» Directions
In full and without changes, output the data.

» Extracted material
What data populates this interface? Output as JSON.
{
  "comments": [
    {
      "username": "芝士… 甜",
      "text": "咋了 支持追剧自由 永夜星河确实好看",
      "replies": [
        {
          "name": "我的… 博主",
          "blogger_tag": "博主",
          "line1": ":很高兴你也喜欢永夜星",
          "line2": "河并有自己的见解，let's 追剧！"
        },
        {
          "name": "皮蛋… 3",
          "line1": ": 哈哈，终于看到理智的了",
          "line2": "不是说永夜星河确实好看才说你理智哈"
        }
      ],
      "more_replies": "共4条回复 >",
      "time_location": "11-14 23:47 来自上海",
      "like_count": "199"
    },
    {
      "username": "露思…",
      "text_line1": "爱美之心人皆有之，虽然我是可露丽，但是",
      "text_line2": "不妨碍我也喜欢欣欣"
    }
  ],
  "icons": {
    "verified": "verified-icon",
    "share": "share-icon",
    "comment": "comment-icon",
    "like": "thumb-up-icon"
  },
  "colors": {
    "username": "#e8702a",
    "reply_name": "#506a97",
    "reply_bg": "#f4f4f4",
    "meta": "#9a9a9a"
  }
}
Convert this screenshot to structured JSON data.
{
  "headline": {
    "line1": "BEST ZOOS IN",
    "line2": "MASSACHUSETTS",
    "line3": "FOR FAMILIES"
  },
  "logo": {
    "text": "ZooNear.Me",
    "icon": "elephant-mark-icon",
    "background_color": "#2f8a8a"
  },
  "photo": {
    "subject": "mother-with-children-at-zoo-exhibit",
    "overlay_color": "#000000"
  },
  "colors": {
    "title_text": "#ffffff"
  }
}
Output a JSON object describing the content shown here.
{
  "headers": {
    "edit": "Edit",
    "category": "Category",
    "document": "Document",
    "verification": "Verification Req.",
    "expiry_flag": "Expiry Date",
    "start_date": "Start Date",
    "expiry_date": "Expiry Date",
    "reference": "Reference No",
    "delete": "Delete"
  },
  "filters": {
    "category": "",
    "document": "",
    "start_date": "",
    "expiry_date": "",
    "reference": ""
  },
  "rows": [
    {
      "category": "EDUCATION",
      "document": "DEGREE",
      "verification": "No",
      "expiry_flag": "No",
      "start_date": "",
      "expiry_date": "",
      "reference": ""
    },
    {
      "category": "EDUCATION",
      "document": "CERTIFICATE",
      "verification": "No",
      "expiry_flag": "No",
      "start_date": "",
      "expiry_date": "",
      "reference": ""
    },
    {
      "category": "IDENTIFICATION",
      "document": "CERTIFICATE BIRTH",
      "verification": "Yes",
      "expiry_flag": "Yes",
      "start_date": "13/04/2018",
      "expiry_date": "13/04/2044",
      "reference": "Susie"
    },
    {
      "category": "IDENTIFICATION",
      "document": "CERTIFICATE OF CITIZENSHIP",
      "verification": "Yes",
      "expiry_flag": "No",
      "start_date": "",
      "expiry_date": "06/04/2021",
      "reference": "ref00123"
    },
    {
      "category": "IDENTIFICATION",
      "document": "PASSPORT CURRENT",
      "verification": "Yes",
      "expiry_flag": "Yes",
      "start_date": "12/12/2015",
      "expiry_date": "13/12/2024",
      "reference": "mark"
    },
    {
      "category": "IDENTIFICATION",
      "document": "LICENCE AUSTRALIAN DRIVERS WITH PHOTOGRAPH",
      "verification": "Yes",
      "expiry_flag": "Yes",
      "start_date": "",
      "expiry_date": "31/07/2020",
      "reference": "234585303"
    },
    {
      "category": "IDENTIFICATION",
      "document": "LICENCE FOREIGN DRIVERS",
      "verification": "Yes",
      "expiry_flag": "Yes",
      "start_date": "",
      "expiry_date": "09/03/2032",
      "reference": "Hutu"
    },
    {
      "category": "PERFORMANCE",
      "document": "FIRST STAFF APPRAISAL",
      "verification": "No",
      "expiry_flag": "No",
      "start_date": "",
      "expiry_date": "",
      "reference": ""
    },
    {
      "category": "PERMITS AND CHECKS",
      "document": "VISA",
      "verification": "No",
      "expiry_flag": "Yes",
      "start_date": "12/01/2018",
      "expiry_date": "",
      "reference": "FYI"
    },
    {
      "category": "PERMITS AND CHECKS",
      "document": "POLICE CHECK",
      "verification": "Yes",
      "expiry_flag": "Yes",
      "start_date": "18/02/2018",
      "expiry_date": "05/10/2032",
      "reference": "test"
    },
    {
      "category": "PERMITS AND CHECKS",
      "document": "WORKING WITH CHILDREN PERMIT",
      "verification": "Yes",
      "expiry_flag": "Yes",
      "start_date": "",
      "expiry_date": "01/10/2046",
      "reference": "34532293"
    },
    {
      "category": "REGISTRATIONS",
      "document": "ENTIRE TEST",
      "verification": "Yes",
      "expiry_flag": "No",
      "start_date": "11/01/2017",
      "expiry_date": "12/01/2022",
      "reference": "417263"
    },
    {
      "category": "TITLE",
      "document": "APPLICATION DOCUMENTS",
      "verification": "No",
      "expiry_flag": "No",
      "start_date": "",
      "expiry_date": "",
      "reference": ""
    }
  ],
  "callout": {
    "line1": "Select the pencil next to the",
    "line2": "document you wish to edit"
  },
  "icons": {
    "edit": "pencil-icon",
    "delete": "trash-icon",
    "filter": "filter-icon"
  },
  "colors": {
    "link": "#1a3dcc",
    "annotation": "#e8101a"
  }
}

» The answer
What data populates this interface? Output as JSON.
{
  "comments": [
    {
      "username": "芝士… 甜",
      "text": "咋了 支持追剧自由 永夜星河确实好看",
      "replies": [
        {
          "name": "我的… 博主",
          "blogger_tag": "博主",
          "line1": ":很高兴你也喜欢永夜星",
          "line2": "河并有自己的见解，let's 追剧！"
        },
        {
          "name": "皮蛋… 3",
          "line1": ": 哈哈，终于看到理智的了",
          "line2": "不是说永夜星河确实好看才说你理智哈"
        }
      ],
      "more_replies": "共4条回复 >",
      "time_location": "11-14 23:47 来自上海",
      "like_count": "199"
    },
    {
      "username": "露思…",
      "text_line1": "爱美之心人皆有之，虽然我是可露丽，但是",
      "text_line2": "不妨碍我也喜欢欣欣"
    }
  ],
  "icons": {
    "verified": "verified-icon",
    "share": "share-icon",
    "comment": "comment-icon",
    "like": "thumb-up-icon"
  },
  "colors": {
    "username": "#e8702a",
    "reply_name": "#506a97",
    "reply_bg": "#f4f4f4",
    "meta": "#9a9a9a"
  }
}
Convert this screenshot to structured JSON data.
{
  "headline": {
    "line1": "BEST ZOOS IN",
    "line2": "MASSACHUSETTS",
    "line3": "FOR FAMILIES"
  },
  "logo": {
    "text": "ZooNear.Me",
    "icon": "elephant-mark-icon",
    "background_color": "#2f8a8a"
  },
  "photo": {
    "subject": "mother-with-children-at-zoo-exhibit",
    "overlay_color": "#000000"
  },
  "colors": {
    "title_text": "#ffffff"
  }
}
Output a JSON object describing the content shown here.
{
  "headers": {
    "edit": "Edit",
    "category": "Category",
    "document": "Document",
    "verification": "Verification Req.",
    "expiry_flag": "Expiry Date",
    "start_date": "Start Date",
    "expiry_date": "Expiry Date",
    "reference": "Reference No",
    "delete": "Delete"
  },
  "filters": {
    "category": "",
    "document": "",
    "start_date": "",
    "expiry_date": "",
    "reference": ""
  },
  "rows": [
    {
      "category": "EDUCATION",
      "document": "DEGREE",
      "verification": "No",
      "expiry_flag": "No",
      "start_date": "",
      "expiry_date": "",
      "reference": ""
    },
    {
      "category": "EDUCATION",
      "document": "CERTIFICATE",
      "verification": "No",
      "expiry_flag": "No",
      "start_date": "",
      "expiry_date": "",
      "reference": ""
    },
    {
      "category": "IDENTIFICATION",
      "document": "CERTIFICATE BIRTH",
      "verification": "Yes",
      "expiry_flag": "Yes",
      "start_date": "13/04/2018",
      "expiry_date": "13/04/2044",
      "reference": "Susie"
    },
    {
      "category": "IDENTIFICATION",
      "document": "CERTIFICATE OF CITIZENSHIP",
      "verification": "Yes",
      "expiry_flag": "No",
      "start_date": "",
      "expiry_date": "06/04/2021",
      "reference": "ref00123"
    },
    {
      "category": "IDENTIFICATION",
      "document": "PASSPORT CURRENT",
      "verification": "Yes",
      "expiry_flag": "Yes",
      "start_date": "12/12/2015",
      "expiry_date": "13/12/2024",
      "reference": "mark"
    },
    {
      "category": "IDENTIFICATION",
      "document": "LICENCE AUSTRALIAN DRIVERS WITH PHOTOGRAPH",
      "verification": "Yes",
      "expiry_flag": "Yes",
      "start_date": "",
      "expiry_date": "31/07/2020",
      "reference": "234585303"
    },
    {
      "category": "IDENTIFICATION",
      "document": "LICENCE FOREIGN DRIVERS",
      "verification": "Yes",
      "expiry_flag": "Yes",
      "start_date": "",
      "expiry_date": "09/03/2032",
      "reference": "Hutu"
    },
    {
      "category": "PERFORMANCE",
      "document": "FIRST STAFF APPRAISAL",
      "verification": "No",
      "expiry_flag": "No",
      "start_date": "",
      "expiry_date": "",
      "reference": ""
    },
    {
      "category": "PERMITS AND CHECKS",
      "document": "VISA",
      "verification": "No",
      "expiry_flag": "Yes",
      "start_date": "12/01/2018",
      "expiry_date": "",
      "reference": "FYI"
    },
    {
      "category": "PERMITS AND CHECKS",
      "document": "POLICE CHECK",
      "verification": "Yes",
      "expiry_flag": "Yes",
      "start_date": "18/02/2018",
      "expiry_date": "05/10/2032",
      "reference": "test"
    },
    {
      "category": "PERMITS AND CHECKS",
      "document": "WORKING WITH CHILDREN PERMIT",
      "verification": "Yes",
      "expiry_flag": "Yes",
      "start_date": "",
      "expiry_date": "01/10/2046",
      "reference": "34532293"
    },
    {
      "category": "REGISTRATIONS",
      "document": "ENTIRE TEST",
      "verification": "Yes",
      "expiry_flag": "No",
      "start_date": "11/01/2017",
      "expiry_date": "12/01/2022",
      "reference": "417263"
    },
    {
      "category": "TITLE",
      "document": "APPLICATION DOCUMENTS",
      "verification": "No",
      "expiry_flag": "No",
      "start_date": "",
      "expiry_date": "",
      "reference": ""
    }
  ],
  "callout": {
    "line1": "Select the pencil next to the",
    "line2": "document you wish to edit"
  },
  "icons": {
    "edit": "pencil-icon",
    "delete": "trash-icon",
    "filter": "filter-icon"
  },
  "colors": {
    "link": "#1a3dcc",
    "annotation": "#e8101a"
  }
}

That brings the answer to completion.